Bus usage reduced sharply through lockdown, when people were advised where possible to avoid public transport. Government responded by granting emergency subsidies to the operators to keep them afloat during the crisis. But on 5 April, even though passenger numbers still only stand at about 70 percent of pre-Covid levels, the government plans to scrap the special subsidies. As a result, as many as 5,000 provincial bus routes are for the chop.

In fact, the underinvestment in bus services in England and Wales predates the pandemic by a long way: the period 2010 to 2018 alone saw a 45 percent decline in funding. And what funding there has been has been concentrated in London, with provincial cities and rural areas starved of investment.

“Transport spending per person in London is £1,019 a year, figures show.
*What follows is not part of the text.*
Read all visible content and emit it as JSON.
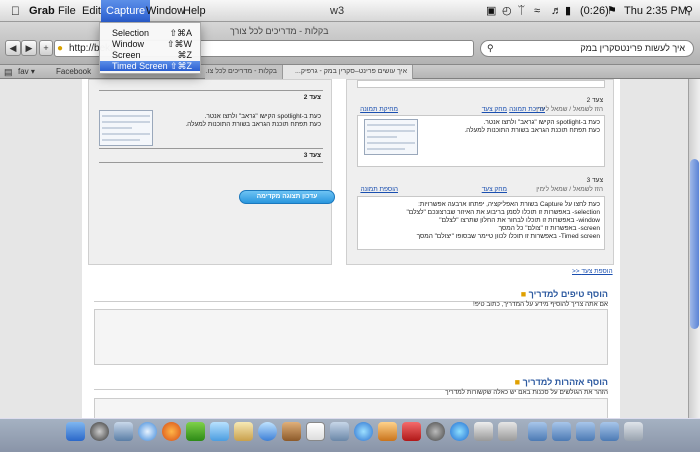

But in the ‘Northern Powerhouse’ – the north west, the north east, ­Yorkshire and the Humber – it is £417. In the ‘Midlands Engine’ – the East and West Midlands – it is just £337. The East Midlands had the lowest level of investment per person (£245), followed by the south west (£290) and then ­Yorkshire and the Humber (£315).” (Thousands of bus networks ‘have been wiped off the map’ thanks to Tory cuts by Keir Mudie, Daily Mirror, 27 January 2019)

At a time when the government is supposedly committed to getting people out of cars and onto public transport it is simultaneously pulling the plug on bus services, using ‘Covid’ as a convenient smokescreen to cover up a longstanding failure to invest in public services.

The impact on many people’s lives of losing bus services is incalculable, especially the elderly and infirm and those living in isolated areas.

The private bus operators are agitating for a temporary extension of the pandemic subsidy, with the implied threat that if this is not forthcoming thousands of bus routes will be sacrificed.

The real solution to the crisis, however, would be to renationalise the bus industry and fund it as an essential national public service for all, neither as a playground for private operators nor a special preserve of the metropolis alone.